This worked great except I eventually noticed that my maximum download speeds were slower than they had been when only pfSense was running on the min PC. After a bunch of testing and attempted workarounds I realized I needed wanted a new plan. So once again I bought a mini PC that was pretty much just a more powerful version of the one I already had to try and fix the problem. I was disappointed to see that my upgrade helped but wasn't enough to overcome the overhead that came along with virutalizing pfSense. Additionally I was starting to push into things that pfSense didn't support yet like using Wireguard.

The next step was to investigate if a Linux based firewall would perform better while virtualized. The answer turns out to be no since both pfSense and Linux both implement Virtio network drivers that work very similarly and the real problem seems to just be the result of the additional layers a packet has to travel up through. Each packet coming in must be processed by the hypervisor kernel then redirected to the virtualized router kernel and if the packet was destined somewhere else had to go through the same layers in reverse to exit. That seems to be jus too much for a device with modest CPU and memory performance.

Then it dawned on me that I could get around those layers of virtualization by using the same containerization I had been using for servers I had virtualized to run all my self-hosted projects. I prefer to run my guest machines as LXC (Linux Container) guests instead of virtual machines. A LXC guest uses the same Linux Kernel as the host Operating System so there are no additional layers of virtualization overhead to deal with. Pretty neat!

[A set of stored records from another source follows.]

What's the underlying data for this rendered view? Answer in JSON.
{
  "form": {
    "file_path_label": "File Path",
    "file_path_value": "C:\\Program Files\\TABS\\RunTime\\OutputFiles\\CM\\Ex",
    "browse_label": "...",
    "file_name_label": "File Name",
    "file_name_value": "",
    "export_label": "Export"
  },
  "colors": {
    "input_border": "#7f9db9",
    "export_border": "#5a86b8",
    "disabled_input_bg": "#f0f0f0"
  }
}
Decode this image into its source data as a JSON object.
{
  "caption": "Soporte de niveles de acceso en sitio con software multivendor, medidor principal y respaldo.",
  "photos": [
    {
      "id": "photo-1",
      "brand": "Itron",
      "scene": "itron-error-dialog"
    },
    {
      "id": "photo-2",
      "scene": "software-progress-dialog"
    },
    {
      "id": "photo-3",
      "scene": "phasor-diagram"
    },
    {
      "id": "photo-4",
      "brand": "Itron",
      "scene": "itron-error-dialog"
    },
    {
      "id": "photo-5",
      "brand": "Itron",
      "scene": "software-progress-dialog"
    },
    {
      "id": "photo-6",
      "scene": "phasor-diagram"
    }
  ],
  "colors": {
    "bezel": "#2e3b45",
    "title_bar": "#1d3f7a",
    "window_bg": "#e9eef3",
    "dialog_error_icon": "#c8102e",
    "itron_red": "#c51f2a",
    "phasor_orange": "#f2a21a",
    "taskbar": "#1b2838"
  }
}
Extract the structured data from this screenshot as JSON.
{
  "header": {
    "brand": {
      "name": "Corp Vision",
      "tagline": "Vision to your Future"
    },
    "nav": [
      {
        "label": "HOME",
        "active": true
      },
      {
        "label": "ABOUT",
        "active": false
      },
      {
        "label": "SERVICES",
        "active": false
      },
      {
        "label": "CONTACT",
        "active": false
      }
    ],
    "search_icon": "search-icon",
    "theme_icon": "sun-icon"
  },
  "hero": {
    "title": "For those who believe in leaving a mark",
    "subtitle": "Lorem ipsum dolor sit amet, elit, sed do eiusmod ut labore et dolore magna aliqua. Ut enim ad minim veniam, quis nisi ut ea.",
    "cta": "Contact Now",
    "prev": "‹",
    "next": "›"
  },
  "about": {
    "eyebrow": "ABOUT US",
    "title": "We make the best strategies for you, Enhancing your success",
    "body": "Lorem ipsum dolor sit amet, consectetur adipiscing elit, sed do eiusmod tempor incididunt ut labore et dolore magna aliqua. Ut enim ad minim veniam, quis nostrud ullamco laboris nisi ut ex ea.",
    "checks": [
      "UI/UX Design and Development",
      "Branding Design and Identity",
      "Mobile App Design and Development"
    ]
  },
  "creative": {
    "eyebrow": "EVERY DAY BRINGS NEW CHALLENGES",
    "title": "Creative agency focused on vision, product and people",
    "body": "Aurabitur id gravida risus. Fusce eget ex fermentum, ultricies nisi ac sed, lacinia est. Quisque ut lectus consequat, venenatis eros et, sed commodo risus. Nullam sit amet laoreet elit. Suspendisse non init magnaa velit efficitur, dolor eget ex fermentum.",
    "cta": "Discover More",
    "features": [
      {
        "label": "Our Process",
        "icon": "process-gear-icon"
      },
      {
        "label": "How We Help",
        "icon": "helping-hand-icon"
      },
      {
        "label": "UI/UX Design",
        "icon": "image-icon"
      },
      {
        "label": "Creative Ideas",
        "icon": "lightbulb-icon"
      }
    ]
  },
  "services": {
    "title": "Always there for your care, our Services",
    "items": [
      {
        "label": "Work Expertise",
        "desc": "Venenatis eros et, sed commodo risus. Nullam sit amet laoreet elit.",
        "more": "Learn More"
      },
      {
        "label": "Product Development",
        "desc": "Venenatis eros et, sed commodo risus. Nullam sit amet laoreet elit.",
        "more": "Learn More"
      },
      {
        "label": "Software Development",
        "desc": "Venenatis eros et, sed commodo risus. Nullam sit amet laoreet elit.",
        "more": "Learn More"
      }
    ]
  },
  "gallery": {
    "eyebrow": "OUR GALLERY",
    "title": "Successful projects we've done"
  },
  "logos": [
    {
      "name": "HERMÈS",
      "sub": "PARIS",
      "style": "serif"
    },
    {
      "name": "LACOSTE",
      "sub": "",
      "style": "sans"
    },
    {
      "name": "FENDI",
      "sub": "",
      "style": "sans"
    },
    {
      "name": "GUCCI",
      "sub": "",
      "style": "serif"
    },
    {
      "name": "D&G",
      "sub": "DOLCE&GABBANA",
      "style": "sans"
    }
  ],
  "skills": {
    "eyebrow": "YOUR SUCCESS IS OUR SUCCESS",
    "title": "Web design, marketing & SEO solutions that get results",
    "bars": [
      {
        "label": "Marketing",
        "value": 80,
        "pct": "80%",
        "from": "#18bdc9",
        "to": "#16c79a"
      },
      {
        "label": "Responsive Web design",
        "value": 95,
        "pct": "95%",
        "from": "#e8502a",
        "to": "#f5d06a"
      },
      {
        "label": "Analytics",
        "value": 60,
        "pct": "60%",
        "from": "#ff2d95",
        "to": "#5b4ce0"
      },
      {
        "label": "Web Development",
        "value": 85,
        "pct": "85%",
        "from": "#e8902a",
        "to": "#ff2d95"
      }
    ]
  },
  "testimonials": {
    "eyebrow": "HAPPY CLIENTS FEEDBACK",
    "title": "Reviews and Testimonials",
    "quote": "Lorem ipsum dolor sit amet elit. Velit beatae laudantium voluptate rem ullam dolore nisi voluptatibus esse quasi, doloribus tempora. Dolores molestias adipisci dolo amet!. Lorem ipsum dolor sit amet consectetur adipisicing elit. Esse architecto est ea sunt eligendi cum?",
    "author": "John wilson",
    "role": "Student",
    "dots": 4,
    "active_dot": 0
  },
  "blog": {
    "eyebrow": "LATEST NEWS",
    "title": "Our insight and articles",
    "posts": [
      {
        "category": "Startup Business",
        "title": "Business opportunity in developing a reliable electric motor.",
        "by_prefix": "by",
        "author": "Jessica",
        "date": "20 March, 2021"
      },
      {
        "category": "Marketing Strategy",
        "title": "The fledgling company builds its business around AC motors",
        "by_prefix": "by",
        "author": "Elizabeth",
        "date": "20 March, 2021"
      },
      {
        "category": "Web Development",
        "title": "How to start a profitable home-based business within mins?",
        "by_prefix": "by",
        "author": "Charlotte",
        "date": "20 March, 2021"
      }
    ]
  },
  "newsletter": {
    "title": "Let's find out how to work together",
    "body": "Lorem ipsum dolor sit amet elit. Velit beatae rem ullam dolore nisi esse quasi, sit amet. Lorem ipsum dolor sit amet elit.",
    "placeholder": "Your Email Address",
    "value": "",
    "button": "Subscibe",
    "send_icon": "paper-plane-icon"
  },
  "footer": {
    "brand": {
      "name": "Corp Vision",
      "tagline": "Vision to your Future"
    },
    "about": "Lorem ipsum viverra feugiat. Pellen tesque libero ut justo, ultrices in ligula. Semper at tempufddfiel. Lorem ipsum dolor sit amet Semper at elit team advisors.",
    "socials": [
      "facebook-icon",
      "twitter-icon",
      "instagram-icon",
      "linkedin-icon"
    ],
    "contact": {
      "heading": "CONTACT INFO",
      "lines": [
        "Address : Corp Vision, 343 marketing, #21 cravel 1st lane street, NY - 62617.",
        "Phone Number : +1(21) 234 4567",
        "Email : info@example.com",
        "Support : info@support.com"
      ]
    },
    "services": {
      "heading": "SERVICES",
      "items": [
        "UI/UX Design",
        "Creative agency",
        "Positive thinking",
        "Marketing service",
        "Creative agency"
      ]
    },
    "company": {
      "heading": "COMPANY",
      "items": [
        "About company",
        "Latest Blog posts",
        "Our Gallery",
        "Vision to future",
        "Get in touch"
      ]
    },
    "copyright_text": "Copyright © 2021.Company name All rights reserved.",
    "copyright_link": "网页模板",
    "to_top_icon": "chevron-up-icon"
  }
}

When I was looking at Linux based firewalls I came across VyOS which is based on Debian Linux and allowed me to peek behind the curtain of the types of tools you use for a Linux firewall. The seed of an idea had been planted that would use all the knowledge I gained over the last 3 years tinkering with my home network-- Linux, Proxmox, Wireguard, and virtualization.

I could run a LXC guest with Debian that would have zero virtualization overhead and provide all the functionality I needed. Best of all I'd be able to customize the firewall/router because it is just a Linux machine!

So I made a list of features I had been using on pfSense and VyOS to see what I'd have to implement.


  • Basic Linux install in LXC guest
  • Firewall protection of my local network from the Internet
  • VLAN separation for added isolation between my subnets and the Internet
  • DHCP to provide each subnet with IPv4 address assignment and local DNS resolution
  • Recursive DNS for added security, privacy and removing reliance on external entities
  • IPv6 stack support (DHCPv6, Router Advertisements (NDP), Prefix Delegation)
  • Wireguard support


  • Create bonded Ethernet interface to remove bandwidth bottleneck between router and switch
  • Add intrusion prevension system like Snort
  • Add bandwidth monitor and graphing